## Task instructions
Filter the records below and copy every line containing the word "screenshot".

## Data shown
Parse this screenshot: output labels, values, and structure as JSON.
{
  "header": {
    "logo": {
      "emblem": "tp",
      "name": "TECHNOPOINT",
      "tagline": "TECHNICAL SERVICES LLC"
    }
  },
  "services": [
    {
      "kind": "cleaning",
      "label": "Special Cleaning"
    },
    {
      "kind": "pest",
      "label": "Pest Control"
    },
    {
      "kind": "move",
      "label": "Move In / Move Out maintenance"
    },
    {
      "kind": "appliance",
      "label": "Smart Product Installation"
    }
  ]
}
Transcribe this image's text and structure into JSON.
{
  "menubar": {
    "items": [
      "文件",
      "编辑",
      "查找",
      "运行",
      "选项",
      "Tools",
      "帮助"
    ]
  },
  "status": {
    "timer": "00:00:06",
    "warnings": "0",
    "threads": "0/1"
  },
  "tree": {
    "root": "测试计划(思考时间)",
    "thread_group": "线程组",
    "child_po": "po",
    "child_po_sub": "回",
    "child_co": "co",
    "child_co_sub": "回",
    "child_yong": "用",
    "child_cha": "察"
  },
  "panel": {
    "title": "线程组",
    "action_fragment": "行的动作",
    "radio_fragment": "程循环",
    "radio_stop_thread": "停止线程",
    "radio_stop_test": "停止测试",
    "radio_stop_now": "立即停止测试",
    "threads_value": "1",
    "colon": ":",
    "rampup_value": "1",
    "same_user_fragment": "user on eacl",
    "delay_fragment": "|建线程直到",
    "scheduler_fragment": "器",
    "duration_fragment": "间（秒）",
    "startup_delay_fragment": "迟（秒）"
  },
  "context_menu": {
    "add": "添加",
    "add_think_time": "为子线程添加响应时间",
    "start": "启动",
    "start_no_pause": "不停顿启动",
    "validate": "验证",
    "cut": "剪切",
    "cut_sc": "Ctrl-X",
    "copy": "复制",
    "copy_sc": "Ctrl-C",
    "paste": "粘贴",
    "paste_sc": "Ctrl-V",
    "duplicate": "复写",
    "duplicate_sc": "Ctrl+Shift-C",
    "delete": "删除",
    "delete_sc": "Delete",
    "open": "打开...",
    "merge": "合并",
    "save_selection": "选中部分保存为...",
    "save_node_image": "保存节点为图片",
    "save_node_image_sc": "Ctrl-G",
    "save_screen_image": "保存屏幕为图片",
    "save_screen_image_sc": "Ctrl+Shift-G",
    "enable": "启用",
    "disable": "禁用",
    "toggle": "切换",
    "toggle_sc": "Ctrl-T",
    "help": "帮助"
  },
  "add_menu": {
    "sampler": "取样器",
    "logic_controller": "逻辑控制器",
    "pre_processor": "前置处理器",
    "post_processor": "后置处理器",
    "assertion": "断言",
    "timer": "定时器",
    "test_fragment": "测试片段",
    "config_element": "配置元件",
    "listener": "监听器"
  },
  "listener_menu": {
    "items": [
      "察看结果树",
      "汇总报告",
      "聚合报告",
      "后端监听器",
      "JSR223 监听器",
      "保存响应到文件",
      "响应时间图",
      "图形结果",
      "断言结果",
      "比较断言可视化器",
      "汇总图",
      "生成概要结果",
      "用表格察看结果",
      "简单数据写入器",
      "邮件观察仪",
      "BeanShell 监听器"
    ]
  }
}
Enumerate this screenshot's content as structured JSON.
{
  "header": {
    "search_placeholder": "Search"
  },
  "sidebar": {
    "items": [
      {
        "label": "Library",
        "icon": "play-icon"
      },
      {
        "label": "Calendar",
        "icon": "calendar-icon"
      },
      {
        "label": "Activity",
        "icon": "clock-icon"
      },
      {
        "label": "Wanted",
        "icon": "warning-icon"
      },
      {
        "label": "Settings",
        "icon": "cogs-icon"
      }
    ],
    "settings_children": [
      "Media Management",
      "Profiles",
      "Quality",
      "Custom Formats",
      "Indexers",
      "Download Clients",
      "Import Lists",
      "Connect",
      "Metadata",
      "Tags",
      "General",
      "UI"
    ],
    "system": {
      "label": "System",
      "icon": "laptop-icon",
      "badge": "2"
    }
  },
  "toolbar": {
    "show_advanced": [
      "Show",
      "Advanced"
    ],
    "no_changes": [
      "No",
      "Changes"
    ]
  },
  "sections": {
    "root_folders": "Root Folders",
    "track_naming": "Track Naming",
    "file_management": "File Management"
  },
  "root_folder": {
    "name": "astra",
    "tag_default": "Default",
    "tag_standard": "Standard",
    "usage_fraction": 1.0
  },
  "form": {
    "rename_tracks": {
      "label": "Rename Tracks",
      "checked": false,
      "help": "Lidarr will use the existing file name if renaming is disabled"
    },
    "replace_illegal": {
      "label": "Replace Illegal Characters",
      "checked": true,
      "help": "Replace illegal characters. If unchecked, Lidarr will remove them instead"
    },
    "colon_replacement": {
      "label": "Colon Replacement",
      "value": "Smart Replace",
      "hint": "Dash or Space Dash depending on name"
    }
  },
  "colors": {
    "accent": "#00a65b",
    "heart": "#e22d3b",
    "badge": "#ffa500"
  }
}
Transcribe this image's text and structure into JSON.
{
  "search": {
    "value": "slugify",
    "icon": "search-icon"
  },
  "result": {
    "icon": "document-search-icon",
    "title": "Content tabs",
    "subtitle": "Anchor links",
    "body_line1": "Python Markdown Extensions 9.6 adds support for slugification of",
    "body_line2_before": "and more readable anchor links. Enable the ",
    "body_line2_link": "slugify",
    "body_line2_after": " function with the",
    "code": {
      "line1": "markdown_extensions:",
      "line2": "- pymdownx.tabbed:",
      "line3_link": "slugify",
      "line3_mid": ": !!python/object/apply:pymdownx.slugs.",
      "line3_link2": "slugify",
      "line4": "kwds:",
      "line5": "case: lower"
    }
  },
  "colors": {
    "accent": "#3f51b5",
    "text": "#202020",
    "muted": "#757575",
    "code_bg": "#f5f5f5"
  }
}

## Solved exercise
Parse this screenshot: output labels, values, and structure as JSON.
Enumerate this screenshot's content as structured JSON.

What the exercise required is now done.